Commercial lawyers have lost sight of their primary purpose: not just being expert in complicated fields of the law, but to be able to plainly and clearly communicate that expertise to people who are not.
To communicate plainly, of course, you must first have a real command of your field. But this is asymmetrical: to communicate clearly about a complex field you need expertise. To communicate badly about it, you do not.
It is easy to tell whether good communicators know what they are talking about. It is hard to tell whether a bad communicator is an expert.
Blaggers and charlatans tend to be bad communicators: wilfully poor users of language.
Now, can anyone think of a modern industry that that charges a great deal of money to advise on complicated topics, but is beset with poor communication?
Types of communications
“Push” information is sent unasked — “pushed” — to a recipient. Push communications are used to solicit action, and communicate interesting, important, or time-sensitive information and, frequently, both. To solicit action: mail, email, advertisements, posters and billboards, push notifications (digital alerts sent from a mobile app), SMS, phone calls, conference calls, seminars, conferences, webinars.
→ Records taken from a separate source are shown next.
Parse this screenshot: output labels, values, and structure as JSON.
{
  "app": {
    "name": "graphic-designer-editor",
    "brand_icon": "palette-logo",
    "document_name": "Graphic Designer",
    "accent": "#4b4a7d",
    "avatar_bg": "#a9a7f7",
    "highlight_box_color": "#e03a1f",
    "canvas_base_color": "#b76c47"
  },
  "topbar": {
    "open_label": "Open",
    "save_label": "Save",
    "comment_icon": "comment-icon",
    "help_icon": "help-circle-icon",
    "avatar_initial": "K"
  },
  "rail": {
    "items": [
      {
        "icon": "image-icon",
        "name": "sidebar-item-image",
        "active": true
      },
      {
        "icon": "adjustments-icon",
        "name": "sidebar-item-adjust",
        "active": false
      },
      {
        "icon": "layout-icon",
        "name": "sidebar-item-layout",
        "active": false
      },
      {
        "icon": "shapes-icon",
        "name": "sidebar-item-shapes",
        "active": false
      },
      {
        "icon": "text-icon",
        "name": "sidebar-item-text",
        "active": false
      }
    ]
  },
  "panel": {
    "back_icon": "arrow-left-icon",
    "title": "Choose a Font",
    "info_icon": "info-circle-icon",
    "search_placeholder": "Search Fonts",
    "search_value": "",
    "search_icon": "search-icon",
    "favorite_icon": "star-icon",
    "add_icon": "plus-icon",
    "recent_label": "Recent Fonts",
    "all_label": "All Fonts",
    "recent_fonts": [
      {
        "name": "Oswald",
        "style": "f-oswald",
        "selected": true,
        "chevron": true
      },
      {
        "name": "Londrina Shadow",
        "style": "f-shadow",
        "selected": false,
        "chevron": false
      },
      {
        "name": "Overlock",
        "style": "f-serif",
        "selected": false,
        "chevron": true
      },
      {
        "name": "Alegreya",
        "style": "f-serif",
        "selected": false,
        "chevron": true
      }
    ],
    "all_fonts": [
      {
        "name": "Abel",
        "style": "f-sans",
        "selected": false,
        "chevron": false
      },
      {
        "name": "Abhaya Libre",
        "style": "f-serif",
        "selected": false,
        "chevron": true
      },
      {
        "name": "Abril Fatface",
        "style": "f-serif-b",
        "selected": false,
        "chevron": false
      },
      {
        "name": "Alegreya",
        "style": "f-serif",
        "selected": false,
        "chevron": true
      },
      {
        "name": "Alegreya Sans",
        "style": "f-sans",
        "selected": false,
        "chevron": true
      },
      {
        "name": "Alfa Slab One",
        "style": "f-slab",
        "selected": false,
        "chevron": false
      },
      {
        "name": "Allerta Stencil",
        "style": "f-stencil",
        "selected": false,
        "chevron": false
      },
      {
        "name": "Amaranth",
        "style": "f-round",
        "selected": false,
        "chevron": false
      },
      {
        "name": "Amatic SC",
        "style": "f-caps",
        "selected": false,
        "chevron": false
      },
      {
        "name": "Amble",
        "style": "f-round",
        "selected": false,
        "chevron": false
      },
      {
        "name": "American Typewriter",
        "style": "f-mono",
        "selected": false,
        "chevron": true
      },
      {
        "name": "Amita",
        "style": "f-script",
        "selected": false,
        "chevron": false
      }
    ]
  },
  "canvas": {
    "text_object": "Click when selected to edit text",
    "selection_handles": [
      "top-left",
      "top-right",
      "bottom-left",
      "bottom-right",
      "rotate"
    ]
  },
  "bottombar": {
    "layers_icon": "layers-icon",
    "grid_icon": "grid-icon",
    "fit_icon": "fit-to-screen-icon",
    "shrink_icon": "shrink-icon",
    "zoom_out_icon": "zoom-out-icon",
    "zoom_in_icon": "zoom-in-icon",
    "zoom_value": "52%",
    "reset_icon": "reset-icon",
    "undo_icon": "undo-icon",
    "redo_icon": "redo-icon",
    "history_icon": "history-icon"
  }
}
Information that is broadcast without the listener’s input.
“Pull” information is material that the recipient seeks out, when and where the recipient wants it. The recipient dictates, so is best presented as a self-service resource: open, convenient, non-time-sensitive.